Formation of supermassive black holes
Université de Zurich
Tue, Jan. 11th 2011, 11:00
Salle Claude Itzykson, Bât. 774, Orme des Merisiers
Supermassive black holes are black holes weighting a million to several billion solar masses and are ubiquitous at the center of galaxies. Their formation mechanism is still a puzzle. In a conventional scenario they assemble slowly in a bottom-up fashion, starting from small black hole ``seeds'' originating from the collapse of the first stars that formed in the Universe, which weighted around hundred solar masses. Such ``seeds'' would grow slowly by accreting gas from the surrounding proto-galaxy and via merging with other black hole seeds as protogalaxies merged with one another. However, in the last decade astronomical observations have shown that black holes of a billion solar mass formed in less than a billion years after the Big Bang, too fast for the conventional bottom-up scenario.
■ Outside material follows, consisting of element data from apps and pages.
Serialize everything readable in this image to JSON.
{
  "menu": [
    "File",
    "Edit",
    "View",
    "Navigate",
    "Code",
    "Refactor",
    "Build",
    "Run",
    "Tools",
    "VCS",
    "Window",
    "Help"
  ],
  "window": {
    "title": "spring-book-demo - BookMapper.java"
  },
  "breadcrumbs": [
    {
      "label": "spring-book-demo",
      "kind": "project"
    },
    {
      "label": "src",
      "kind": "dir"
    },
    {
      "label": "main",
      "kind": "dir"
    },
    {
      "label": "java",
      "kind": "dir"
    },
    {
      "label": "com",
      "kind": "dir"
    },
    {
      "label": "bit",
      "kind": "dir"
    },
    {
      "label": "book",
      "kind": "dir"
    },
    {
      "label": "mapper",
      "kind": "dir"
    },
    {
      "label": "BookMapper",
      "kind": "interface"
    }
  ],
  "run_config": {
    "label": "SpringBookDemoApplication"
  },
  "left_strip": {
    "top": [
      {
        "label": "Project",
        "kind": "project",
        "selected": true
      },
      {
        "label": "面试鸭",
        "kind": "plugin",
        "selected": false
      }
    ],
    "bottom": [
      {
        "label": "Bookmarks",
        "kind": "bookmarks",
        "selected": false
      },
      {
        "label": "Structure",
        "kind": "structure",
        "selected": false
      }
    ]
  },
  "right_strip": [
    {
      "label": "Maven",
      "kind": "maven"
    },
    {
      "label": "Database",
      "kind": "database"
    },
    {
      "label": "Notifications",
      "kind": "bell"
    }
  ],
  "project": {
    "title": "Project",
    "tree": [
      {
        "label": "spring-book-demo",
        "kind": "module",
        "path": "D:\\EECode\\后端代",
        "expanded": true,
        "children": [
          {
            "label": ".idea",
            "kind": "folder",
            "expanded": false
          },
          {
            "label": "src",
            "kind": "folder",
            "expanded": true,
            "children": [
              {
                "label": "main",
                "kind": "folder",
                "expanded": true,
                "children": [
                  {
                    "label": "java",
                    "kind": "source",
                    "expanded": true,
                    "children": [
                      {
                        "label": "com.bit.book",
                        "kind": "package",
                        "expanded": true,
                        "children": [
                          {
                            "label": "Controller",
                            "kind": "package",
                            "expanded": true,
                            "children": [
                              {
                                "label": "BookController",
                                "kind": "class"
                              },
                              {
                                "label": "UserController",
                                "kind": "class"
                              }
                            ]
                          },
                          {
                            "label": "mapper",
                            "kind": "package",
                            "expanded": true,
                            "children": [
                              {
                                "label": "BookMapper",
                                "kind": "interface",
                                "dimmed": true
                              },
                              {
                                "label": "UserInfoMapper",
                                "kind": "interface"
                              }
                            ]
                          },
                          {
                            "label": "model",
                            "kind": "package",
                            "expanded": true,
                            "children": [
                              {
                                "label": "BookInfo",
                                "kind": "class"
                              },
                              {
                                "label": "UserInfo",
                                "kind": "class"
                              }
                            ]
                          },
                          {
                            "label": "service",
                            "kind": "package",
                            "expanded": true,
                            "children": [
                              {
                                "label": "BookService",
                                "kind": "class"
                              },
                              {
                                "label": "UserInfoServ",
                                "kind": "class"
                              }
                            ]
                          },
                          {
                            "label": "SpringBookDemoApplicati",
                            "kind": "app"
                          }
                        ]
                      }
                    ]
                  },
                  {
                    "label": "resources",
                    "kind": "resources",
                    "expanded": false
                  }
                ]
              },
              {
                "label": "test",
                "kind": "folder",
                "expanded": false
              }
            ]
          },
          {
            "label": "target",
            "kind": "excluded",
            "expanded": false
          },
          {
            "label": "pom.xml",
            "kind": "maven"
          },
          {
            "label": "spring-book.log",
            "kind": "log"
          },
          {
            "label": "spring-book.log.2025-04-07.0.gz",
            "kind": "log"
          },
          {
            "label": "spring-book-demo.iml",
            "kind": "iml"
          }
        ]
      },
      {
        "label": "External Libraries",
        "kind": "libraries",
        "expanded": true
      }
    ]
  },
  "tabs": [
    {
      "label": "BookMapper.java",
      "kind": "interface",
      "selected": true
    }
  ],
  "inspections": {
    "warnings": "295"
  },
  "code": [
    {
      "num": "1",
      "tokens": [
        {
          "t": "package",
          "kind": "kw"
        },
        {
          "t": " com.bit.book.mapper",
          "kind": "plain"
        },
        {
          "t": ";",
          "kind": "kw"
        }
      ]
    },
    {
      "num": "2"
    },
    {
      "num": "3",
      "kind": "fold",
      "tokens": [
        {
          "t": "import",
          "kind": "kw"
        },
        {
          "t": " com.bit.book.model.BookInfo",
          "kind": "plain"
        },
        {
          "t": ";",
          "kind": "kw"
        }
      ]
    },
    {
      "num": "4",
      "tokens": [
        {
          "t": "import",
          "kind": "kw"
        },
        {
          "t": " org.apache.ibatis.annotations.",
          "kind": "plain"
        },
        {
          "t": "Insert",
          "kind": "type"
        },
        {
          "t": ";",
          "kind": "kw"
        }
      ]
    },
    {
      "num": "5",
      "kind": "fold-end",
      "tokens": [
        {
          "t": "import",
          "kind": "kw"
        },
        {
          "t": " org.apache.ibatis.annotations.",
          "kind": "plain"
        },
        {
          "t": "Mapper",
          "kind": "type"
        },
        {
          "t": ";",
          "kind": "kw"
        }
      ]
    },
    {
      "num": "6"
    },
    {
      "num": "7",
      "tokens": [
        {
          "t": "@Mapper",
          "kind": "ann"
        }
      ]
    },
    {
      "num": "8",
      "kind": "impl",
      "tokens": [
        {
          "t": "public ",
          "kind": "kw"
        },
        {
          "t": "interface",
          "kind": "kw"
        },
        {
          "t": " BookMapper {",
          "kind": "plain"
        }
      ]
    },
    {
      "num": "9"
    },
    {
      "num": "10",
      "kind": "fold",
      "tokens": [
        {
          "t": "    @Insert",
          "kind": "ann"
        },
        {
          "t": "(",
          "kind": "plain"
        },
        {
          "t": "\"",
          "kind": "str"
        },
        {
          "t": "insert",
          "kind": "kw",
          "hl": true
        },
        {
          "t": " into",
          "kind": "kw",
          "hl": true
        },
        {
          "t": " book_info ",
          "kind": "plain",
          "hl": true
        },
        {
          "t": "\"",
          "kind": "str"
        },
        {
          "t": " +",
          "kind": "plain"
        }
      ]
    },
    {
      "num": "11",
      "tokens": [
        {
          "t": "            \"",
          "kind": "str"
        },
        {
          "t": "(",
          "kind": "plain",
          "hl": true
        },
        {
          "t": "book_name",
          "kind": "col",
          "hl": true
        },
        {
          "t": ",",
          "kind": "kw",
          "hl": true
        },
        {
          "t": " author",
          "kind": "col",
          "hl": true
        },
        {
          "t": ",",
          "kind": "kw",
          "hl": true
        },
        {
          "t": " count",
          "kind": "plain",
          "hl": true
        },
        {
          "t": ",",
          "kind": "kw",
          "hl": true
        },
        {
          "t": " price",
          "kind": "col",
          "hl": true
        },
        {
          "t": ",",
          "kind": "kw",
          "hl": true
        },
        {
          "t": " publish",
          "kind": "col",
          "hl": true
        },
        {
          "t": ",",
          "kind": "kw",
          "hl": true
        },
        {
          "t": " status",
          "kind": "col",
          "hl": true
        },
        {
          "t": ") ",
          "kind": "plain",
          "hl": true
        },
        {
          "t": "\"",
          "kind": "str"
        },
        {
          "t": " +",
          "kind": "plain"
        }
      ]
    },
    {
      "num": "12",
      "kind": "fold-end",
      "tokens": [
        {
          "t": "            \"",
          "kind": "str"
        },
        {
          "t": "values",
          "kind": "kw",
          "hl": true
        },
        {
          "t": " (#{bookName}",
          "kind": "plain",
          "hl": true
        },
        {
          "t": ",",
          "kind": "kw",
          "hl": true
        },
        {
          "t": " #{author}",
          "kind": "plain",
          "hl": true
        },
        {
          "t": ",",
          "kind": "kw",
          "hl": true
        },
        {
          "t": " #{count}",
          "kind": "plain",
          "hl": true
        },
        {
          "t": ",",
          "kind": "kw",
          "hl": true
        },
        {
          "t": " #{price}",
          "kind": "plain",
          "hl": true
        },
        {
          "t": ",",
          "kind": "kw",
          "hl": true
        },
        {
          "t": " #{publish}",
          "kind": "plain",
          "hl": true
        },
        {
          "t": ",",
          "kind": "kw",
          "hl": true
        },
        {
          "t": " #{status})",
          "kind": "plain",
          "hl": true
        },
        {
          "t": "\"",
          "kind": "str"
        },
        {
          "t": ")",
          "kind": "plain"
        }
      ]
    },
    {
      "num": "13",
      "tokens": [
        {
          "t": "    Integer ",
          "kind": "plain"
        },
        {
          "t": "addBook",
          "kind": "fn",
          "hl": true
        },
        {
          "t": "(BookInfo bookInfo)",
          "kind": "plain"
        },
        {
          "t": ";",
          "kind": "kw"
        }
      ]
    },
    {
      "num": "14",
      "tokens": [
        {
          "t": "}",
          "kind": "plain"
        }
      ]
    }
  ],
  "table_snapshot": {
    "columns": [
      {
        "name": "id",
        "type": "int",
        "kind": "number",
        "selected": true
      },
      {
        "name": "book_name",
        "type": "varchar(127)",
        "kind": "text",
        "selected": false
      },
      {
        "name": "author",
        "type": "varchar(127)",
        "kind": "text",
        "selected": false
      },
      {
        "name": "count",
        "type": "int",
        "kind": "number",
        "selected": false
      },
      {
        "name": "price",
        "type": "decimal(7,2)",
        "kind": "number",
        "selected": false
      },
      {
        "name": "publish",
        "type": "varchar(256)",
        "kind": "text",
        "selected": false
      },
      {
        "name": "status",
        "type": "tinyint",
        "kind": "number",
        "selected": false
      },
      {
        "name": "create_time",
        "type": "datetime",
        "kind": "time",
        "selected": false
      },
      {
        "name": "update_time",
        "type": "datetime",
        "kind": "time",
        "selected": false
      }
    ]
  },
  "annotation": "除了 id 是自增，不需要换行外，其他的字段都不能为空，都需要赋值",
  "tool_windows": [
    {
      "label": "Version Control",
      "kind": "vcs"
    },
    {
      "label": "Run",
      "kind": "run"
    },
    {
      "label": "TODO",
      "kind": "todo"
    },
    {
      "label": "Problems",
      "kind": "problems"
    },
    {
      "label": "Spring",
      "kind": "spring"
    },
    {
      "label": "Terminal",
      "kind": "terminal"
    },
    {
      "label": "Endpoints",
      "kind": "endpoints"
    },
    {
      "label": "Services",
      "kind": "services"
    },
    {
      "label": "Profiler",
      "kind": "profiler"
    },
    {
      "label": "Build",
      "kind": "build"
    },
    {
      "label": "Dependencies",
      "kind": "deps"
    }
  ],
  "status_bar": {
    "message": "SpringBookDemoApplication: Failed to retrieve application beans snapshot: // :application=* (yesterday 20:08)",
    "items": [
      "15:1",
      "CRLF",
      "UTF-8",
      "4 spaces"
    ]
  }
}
An alternative model postulates that supermassive black holes arose quickly after the Big Bang because they were formed already big, from the rapid gravitational collapse of a supermassive gas cloud of more than a million solar masses. However, so far it was unclear how such a cloud could be assembled in the first place. We show, using supercomputer simulations, that such super-clouds arise naturally from the collision of the most massive among protogalaxies, only a few hundred million years after the Big Bang. Gravitational torques and shocks cause a runaway loss of angular momentum in the interstellar gas of the colliding galaxies; the gas is accumulated at the very center in a cloud of about a light-year in size, weighting more than a hundred million solar masses. The cloud continues to contract down to the resolution limit of the computations, still in the newtonian regime, under its own gravity. Future calculations extending into the general relativistic regime will explore the final collapse of the cloud into a supermassive black hole.